*** Task data ***

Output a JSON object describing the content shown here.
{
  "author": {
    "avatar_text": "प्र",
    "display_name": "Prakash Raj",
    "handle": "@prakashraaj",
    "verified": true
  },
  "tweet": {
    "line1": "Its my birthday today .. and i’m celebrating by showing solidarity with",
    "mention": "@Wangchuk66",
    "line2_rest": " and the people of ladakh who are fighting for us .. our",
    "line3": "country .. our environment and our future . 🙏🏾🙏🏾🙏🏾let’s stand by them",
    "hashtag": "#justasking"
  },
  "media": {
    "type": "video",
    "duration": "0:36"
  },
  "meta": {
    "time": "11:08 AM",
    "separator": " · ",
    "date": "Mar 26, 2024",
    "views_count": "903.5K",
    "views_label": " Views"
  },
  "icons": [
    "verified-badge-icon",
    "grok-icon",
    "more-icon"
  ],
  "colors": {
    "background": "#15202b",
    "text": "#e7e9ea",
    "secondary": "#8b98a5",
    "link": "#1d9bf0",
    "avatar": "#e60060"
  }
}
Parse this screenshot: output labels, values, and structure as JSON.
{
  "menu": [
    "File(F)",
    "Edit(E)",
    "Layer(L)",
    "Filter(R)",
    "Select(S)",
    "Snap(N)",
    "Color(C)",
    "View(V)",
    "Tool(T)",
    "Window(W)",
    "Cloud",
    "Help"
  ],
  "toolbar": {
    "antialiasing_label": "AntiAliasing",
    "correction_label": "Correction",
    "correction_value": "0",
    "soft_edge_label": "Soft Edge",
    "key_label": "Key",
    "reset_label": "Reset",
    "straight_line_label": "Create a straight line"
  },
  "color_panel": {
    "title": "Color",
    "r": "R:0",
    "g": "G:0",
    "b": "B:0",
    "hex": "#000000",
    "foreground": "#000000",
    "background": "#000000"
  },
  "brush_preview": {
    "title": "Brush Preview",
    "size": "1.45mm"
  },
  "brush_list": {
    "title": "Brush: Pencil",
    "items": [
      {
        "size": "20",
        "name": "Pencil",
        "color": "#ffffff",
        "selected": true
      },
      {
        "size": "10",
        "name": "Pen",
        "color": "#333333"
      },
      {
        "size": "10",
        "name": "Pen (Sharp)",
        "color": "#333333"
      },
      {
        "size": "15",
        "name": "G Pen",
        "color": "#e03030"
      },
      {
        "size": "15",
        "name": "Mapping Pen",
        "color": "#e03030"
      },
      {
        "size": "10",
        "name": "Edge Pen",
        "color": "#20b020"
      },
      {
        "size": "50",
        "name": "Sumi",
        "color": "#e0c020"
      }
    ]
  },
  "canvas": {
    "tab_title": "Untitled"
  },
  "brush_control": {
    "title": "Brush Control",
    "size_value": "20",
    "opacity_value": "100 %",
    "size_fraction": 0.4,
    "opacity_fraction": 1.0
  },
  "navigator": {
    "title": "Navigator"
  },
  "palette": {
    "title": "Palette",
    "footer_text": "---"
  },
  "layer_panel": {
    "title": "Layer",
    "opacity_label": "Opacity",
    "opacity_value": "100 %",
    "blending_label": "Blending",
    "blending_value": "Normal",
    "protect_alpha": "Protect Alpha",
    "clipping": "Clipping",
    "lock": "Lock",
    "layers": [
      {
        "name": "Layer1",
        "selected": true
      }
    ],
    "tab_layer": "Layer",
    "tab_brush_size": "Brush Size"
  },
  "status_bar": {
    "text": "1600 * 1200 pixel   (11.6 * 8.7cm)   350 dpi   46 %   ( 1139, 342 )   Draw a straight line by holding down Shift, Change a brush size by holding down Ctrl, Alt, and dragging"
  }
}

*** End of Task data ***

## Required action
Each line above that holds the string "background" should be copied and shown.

## Answer for the task
    "background": "#15202b",
    "background": "#000000"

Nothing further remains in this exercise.